* DATA EXCERPTS *
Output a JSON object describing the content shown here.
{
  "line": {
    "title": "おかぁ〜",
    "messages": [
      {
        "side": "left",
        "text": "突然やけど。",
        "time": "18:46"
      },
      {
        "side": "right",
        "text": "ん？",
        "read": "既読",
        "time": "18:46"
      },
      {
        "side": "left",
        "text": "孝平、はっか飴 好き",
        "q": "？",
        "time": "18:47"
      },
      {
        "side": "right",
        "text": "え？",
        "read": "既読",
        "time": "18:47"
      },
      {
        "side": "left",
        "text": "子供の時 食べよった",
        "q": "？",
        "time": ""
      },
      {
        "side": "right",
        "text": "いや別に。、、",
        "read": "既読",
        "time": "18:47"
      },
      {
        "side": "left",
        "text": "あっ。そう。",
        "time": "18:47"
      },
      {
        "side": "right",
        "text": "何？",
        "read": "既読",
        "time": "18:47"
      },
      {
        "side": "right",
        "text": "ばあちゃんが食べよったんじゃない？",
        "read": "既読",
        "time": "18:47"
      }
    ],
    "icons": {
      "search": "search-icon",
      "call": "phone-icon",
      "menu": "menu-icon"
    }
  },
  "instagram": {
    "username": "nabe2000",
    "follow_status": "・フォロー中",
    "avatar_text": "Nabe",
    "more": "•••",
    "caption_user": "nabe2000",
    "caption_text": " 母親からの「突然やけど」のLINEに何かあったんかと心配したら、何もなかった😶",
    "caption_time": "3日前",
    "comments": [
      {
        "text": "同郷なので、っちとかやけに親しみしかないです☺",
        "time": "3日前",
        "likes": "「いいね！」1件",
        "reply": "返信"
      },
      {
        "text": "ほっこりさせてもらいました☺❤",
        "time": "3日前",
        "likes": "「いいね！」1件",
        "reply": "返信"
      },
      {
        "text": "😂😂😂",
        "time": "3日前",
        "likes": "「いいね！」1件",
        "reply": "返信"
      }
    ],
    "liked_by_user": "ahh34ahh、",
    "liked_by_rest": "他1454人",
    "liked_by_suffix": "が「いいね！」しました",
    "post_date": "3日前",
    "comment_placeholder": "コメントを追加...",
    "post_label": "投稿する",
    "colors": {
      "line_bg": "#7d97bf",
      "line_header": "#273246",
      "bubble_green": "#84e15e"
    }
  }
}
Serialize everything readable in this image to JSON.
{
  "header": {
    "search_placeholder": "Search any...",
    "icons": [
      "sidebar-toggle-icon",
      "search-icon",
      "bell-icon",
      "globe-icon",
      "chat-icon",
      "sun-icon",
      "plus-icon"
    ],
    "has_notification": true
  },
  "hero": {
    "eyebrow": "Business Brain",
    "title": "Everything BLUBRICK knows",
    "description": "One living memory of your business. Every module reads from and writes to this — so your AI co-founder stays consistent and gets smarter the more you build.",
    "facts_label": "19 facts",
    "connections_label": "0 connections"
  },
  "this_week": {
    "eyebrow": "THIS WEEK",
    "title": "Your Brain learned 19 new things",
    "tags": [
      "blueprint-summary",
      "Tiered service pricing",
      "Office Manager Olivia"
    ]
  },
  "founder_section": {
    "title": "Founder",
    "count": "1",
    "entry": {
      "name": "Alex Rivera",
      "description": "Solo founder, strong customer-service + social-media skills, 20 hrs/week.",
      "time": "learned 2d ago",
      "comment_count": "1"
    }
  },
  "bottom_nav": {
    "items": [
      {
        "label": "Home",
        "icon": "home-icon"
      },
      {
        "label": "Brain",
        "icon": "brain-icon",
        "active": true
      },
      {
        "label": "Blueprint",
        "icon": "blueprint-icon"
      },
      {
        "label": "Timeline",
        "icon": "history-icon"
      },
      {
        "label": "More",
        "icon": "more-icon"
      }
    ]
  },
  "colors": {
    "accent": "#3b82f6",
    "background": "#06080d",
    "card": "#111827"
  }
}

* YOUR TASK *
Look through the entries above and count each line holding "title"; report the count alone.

* ANSWER FOR THE TASK *
4